▶ Problem
Please give again, word for word, the line that contains "Output a JSON" and every line after it to the end of the data, with no other lines.

Component data from apps and pages:
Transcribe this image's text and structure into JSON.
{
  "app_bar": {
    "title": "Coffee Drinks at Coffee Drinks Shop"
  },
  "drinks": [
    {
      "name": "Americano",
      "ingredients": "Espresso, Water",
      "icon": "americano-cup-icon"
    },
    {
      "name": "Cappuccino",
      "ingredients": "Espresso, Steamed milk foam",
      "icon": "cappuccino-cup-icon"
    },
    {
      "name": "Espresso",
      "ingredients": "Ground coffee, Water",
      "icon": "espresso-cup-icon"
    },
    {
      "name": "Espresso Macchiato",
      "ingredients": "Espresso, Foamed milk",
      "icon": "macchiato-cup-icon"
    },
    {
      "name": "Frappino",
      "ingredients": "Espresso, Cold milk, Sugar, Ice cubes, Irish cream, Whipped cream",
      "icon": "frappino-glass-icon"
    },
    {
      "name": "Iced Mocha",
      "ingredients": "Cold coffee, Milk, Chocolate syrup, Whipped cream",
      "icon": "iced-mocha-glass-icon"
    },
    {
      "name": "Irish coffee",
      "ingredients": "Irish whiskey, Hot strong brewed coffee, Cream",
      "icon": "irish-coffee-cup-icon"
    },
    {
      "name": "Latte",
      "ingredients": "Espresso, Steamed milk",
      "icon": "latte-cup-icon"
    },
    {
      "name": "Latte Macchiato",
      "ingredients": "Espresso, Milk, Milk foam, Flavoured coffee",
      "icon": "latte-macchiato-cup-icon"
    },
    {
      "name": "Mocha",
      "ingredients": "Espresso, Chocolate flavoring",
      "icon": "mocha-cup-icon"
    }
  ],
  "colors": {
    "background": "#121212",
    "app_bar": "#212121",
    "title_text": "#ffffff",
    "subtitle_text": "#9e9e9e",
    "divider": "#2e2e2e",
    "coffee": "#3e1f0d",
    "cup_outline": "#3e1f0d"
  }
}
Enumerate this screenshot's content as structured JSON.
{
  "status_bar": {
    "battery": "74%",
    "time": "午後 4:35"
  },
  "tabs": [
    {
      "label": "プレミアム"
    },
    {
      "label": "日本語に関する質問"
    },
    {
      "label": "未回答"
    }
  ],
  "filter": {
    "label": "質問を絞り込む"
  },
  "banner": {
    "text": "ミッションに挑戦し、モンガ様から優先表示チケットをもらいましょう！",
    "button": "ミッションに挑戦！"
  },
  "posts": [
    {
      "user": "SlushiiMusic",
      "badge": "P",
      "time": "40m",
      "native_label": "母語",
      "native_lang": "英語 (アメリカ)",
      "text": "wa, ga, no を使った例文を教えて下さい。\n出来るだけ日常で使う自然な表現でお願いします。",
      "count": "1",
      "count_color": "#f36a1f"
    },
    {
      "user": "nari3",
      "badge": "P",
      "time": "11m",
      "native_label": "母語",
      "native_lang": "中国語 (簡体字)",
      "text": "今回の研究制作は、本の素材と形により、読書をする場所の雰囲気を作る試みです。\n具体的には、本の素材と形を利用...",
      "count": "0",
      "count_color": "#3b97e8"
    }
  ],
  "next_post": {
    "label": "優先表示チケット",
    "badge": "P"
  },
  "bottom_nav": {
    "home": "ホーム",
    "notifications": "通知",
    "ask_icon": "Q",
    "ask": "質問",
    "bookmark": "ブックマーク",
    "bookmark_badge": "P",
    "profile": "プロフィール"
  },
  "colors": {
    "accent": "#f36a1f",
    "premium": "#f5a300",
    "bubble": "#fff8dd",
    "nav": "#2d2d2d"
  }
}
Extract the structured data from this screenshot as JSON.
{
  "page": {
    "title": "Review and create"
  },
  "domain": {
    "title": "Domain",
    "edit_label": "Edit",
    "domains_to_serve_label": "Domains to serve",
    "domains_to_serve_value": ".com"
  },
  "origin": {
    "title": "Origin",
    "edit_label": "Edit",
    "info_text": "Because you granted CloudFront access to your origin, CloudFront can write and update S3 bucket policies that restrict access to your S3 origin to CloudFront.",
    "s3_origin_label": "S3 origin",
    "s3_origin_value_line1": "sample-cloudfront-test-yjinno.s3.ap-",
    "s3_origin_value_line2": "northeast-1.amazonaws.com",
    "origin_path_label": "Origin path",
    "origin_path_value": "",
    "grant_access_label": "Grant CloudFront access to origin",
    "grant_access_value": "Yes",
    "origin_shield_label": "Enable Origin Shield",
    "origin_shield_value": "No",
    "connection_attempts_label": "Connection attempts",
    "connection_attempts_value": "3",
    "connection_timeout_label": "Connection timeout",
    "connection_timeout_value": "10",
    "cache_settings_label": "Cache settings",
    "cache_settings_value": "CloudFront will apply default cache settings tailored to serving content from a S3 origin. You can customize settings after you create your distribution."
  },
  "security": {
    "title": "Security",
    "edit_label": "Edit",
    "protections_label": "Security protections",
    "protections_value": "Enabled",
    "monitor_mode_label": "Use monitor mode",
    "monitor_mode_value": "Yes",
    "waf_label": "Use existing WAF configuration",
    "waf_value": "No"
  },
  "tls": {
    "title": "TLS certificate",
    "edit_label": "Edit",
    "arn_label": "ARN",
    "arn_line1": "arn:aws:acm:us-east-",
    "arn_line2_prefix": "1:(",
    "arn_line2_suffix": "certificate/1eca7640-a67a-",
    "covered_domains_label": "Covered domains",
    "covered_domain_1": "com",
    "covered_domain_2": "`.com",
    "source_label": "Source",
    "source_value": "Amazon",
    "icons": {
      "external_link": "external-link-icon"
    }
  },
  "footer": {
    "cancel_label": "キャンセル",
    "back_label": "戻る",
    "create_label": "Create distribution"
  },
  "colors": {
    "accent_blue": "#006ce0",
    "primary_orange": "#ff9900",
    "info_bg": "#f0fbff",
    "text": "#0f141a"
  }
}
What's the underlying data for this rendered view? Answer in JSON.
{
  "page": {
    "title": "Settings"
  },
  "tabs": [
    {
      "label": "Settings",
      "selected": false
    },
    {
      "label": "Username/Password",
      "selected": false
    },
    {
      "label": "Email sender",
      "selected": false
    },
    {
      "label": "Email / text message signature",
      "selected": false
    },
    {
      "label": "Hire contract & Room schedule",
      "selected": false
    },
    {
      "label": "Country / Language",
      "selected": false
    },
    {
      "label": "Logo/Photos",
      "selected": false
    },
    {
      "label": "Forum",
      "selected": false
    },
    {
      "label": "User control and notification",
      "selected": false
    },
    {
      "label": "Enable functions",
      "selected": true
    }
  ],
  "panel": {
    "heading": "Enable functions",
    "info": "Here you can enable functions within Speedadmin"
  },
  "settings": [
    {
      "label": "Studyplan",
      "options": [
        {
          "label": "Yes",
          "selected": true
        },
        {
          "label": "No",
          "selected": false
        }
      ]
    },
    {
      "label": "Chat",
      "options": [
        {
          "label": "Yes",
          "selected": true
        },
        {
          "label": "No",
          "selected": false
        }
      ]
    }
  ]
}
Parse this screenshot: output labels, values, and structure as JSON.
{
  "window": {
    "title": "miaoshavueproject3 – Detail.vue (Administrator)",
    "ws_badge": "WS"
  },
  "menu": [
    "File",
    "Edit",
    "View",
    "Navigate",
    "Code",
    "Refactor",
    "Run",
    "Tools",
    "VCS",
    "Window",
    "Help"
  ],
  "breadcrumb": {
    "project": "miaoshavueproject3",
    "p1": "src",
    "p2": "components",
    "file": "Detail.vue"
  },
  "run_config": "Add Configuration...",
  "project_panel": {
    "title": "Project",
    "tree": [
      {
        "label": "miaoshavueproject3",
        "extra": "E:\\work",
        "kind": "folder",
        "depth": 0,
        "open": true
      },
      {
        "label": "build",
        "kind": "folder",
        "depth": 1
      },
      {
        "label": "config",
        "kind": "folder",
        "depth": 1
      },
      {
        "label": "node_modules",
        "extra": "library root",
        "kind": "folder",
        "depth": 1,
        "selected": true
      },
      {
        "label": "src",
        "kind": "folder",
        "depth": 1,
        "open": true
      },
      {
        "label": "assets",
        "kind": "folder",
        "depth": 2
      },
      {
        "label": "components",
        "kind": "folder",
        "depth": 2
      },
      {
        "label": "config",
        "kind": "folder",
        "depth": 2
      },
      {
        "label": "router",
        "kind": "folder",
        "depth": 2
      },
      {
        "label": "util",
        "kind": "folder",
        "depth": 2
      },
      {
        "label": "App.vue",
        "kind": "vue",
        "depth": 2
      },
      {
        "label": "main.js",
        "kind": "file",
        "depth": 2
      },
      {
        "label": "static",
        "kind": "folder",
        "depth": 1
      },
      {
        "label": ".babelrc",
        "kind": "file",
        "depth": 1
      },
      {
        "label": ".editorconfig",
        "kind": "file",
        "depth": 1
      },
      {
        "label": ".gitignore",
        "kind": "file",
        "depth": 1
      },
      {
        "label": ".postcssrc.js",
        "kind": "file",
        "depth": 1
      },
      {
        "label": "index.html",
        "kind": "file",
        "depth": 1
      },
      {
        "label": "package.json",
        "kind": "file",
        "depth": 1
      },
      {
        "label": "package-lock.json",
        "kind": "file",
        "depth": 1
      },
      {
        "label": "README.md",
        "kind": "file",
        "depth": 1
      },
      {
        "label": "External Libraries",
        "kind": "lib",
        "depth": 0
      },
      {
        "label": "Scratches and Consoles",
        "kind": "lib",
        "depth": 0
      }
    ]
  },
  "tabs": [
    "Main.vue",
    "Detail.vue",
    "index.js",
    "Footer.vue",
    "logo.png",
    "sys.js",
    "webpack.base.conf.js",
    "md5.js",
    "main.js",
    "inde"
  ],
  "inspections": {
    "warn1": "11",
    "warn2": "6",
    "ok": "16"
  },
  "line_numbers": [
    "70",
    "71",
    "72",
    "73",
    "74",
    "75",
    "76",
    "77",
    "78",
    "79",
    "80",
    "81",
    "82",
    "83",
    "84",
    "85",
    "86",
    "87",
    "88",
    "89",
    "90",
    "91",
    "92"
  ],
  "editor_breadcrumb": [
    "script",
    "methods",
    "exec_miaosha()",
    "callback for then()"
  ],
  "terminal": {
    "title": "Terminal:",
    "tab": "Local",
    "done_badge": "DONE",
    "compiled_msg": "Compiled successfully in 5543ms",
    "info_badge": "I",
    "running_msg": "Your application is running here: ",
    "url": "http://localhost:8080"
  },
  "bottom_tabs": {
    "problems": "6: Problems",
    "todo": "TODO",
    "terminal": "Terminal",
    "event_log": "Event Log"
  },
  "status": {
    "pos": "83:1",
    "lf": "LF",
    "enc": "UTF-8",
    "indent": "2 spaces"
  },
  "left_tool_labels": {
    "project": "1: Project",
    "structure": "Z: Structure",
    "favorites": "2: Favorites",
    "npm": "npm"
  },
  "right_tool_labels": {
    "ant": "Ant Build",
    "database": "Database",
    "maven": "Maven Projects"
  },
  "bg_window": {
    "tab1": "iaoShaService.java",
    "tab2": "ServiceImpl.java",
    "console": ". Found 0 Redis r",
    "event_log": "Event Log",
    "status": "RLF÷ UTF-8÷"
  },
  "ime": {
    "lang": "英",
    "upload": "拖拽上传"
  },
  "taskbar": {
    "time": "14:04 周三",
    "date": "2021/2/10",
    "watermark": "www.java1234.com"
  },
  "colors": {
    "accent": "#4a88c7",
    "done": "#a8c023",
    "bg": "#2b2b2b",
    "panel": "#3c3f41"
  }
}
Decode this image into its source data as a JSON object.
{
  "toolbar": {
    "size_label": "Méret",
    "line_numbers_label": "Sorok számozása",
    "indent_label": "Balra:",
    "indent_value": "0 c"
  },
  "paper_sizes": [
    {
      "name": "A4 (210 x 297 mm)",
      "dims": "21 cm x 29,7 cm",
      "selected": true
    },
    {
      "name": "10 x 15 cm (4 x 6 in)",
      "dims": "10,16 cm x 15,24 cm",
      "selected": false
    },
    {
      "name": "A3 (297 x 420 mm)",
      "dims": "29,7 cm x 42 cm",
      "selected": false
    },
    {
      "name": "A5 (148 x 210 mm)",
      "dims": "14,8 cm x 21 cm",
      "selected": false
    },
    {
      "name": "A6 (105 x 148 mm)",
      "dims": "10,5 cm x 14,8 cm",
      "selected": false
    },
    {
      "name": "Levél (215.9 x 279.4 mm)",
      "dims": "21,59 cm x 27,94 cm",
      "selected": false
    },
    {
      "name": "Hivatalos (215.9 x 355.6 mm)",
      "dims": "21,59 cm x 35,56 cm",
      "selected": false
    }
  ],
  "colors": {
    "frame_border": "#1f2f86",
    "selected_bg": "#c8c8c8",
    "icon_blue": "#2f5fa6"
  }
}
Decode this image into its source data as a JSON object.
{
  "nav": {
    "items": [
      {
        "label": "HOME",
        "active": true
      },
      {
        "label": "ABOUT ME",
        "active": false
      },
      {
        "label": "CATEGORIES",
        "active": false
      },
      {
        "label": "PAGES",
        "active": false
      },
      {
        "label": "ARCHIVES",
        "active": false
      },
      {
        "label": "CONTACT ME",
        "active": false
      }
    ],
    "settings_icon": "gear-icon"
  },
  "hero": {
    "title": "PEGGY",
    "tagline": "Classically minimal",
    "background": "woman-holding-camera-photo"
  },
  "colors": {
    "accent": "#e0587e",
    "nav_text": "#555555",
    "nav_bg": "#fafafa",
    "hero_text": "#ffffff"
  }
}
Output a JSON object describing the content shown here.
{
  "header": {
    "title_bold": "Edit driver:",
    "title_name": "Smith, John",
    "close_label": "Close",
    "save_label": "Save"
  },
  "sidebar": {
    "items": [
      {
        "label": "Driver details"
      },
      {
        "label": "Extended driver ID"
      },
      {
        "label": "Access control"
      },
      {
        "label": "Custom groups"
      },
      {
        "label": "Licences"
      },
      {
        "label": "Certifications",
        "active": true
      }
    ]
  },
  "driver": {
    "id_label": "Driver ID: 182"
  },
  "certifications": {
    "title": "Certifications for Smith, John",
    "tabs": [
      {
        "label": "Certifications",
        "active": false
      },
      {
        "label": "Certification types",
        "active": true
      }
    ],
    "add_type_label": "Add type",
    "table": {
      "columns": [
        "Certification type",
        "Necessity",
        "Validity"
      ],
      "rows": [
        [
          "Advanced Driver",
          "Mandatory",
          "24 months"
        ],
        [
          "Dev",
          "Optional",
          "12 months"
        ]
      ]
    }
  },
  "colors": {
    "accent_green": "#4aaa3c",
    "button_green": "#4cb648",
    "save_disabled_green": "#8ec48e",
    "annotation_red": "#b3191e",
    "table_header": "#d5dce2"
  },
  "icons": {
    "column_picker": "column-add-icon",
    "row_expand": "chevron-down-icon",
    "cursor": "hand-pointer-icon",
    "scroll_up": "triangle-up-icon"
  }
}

▶ Answer below
Output a JSON object describing the content shown here.
{
  "header": {
    "title_bold": "Edit driver:",
    "title_name": "Smith, John",
    "close_label": "Close",
    "save_label": "Save"
  },
  "sidebar": {
    "items": [
      {
        "label": "Driver details"
      },
      {
        "label": "Extended driver ID"
      },
      {
        "label": "Access control"
      },
      {
        "label": "Custom groups"
      },
      {
        "label": "Licences"
      },
      {
        "label": "Certifications",
        "active": true
      }
    ]
  },
  "driver": {
    "id_label": "Driver ID: 182"
  },
  "certifications": {
    "title": "Certifications for Smith, John",
    "tabs": [
      {
        "label": "Certifications",
        "active": false
      },
      {
        "label": "Certification types",
        "active": true
      }
    ],
    "add_type_label": "Add type",
    "table": {
      "columns": [
        "Certification type",
        "Necessity",
        "Validity"
      ],
      "rows": [
        [
          "Advanced Driver",
          "Mandatory",
          "24 months"
        ],
        [
          "Dev",
          "Optional",
          "12 months"
        ]
      ]
    }
  },
  "colors": {
    "accent_green": "#4aaa3c",
    "button_green": "#4cb648",
    "save_disabled_green": "#8ec48e",
    "annotation_red": "#b3191e",
    "table_header": "#d5dce2"
  },
  "icons": {
    "column_picker": "column-add-icon",
    "row_expand": "chevron-down-icon",
    "cursor": "hand-pointer-icon",
    "scroll_up": "triangle-up-icon"
  }
}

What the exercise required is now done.